Data about app and page elements:
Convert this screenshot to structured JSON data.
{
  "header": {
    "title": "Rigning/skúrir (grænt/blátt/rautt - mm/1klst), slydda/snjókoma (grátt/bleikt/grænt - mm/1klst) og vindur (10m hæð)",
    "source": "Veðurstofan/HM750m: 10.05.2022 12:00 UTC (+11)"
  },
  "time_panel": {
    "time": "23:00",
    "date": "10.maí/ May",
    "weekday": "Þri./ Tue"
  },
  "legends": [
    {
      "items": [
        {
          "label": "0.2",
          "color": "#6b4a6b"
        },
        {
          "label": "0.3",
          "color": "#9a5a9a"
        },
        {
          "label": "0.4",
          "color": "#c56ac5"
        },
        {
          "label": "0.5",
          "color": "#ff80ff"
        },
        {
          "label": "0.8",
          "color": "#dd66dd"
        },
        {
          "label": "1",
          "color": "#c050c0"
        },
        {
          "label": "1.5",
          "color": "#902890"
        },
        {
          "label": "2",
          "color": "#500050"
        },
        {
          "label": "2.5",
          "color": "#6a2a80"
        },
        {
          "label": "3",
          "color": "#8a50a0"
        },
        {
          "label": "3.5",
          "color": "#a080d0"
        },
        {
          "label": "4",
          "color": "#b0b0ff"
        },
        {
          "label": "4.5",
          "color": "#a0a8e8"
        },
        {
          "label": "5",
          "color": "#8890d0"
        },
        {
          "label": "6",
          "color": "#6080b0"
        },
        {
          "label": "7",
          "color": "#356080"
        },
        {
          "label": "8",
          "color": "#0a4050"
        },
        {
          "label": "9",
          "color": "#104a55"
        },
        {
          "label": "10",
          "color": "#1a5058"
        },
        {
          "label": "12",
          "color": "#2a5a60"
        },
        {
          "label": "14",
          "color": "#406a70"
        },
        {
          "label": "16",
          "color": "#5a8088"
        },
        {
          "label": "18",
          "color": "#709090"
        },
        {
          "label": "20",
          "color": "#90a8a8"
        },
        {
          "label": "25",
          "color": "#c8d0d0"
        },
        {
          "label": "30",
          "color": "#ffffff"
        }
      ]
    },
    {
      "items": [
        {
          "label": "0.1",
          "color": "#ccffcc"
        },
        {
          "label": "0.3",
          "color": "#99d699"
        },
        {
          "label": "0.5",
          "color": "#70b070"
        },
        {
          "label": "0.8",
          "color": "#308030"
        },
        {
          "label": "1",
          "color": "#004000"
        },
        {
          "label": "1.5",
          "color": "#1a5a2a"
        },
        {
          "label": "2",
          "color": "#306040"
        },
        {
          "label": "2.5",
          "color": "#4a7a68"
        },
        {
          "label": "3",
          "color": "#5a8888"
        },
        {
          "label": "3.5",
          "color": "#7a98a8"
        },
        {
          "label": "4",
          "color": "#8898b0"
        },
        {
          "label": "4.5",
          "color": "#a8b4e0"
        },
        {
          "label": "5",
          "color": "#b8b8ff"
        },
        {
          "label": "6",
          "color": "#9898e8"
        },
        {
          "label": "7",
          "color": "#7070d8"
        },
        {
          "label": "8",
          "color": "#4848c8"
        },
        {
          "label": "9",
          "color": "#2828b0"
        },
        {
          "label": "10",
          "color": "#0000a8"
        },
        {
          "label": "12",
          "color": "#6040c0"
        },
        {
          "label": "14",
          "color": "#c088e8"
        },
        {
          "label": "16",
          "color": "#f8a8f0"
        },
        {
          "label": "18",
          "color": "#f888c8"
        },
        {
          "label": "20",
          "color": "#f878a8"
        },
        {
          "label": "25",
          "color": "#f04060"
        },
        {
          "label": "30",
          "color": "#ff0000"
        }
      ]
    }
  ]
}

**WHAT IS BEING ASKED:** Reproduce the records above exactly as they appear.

**RESPONSE TO THIS EXERCISE:**
Convert this screenshot to structured JSON data.
{
  "header": {
    "title": "Rigning/skúrir (grænt/blátt/rautt - mm/1klst), slydda/snjókoma (grátt/bleikt/grænt - mm/1klst) og vindur (10m hæð)",
    "source": "Veðurstofan/HM750m: 10.05.2022 12:00 UTC (+11)"
  },
  "time_panel": {
    "time": "23:00",
    "date": "10.maí/ May",
    "weekday": "Þri./ Tue"
  },
  "legends": [
    {
      "items": [
        {
          "label": "0.2",
          "color": "#6b4a6b"
        },
        {
          "label": "0.3",
          "color": "#9a5a9a"
        },
        {
          "label": "0.4",
          "color": "#c56ac5"
        },
        {
          "label": "0.5",
          "color": "#ff80ff"
        },
        {
          "label": "0.8",
          "color": "#dd66dd"
        },
        {
          "label": "1",
          "color": "#c050c0"
        },
        {
          "label": "1.5",
          "color": "#902890"
        },
        {
          "label": "2",
          "color": "#500050"
        },
        {
          "label": "2.5",
          "color": "#6a2a80"
        },
        {
          "label": "3",
          "color": "#8a50a0"
        },
        {
          "label": "3.5",
          "color": "#a080d0"
        },
        {
          "label": "4",
          "color": "#b0b0ff"
        },
        {
          "label": "4.5",
          "color": "#a0a8e8"
        },
        {
          "label": "5",
          "color": "#8890d0"
        },
        {
          "label": "6",
          "color": "#6080b0"
        },
        {
          "label": "7",
          "color": "#356080"
        },
        {
          "label": "8",
          "color": "#0a4050"
        },
        {
          "label": "9",
          "color": "#104a55"
        },
        {
          "label": "10",
          "color": "#1a5058"
        },
        {
          "label": "12",
          "color": "#2a5a60"
        },
        {
          "label": "14",
          "color": "#406a70"
        },
        {
          "label": "16",
          "color": "#5a8088"
        },
        {
          "label": "18",
          "color": "#709090"
        },
        {
          "label": "20",
          "color": "#90a8a8"
        },
        {
          "label": "25",
          "color": "#c8d0d0"
        },
        {
          "label": "30",
          "color": "#ffffff"
        }
      ]
    },
    {
      "items": [
        {
          "label": "0.1",
          "color": "#ccffcc"
        },
        {
          "label": "0.3",
          "color": "#99d699"
        },
        {
          "label": "0.5",
          "color": "#70b070"
        },
        {
          "label": "0.8",
          "color": "#308030"
        },
        {
          "label": "1",
          "color": "#004000"
        },
        {
          "label": "1.5",
          "color": "#1a5a2a"
        },
        {
          "label": "2",
          "color": "#306040"
        },
        {
          "label": "2.5",
          "color": "#4a7a68"
        },
        {
          "label": "3",
          "color": "#5a8888"
        },
        {
          "label": "3.5",
          "color": "#7a98a8"
        },
        {
          "label": "4",
          "color": "#8898b0"
        },
        {
          "label": "4.5",
          "color": "#a8b4e0"
        },
        {
          "label": "5",
          "color": "#b8b8ff"
        },
        {
          "label": "6",
          "color": "#9898e8"
        },
        {
          "label": "7",
          "color": "#7070d8"
        },
        {
          "label": "8",
          "color": "#4848c8"
        },
        {
          "label": "9",
          "color": "#2828b0"
        },
        {
          "label": "10",
          "color": "#0000a8"
        },
        {
          "label": "12",
          "color": "#6040c0"
        },
        {
          "label": "14",
          "color": "#c088e8"
        },
        {
          "label": "16",
          "color": "#f8a8f0"
        },
        {
          "label": "18",
          "color": "#f888c8"
        },
        {
          "label": "20",
          "color": "#f878a8"
        },
        {
          "label": "25",
          "color": "#f04060"
        },
        {
          "label": "30",
          "color": "#ff0000"
        }
      ]
    }
  ]
}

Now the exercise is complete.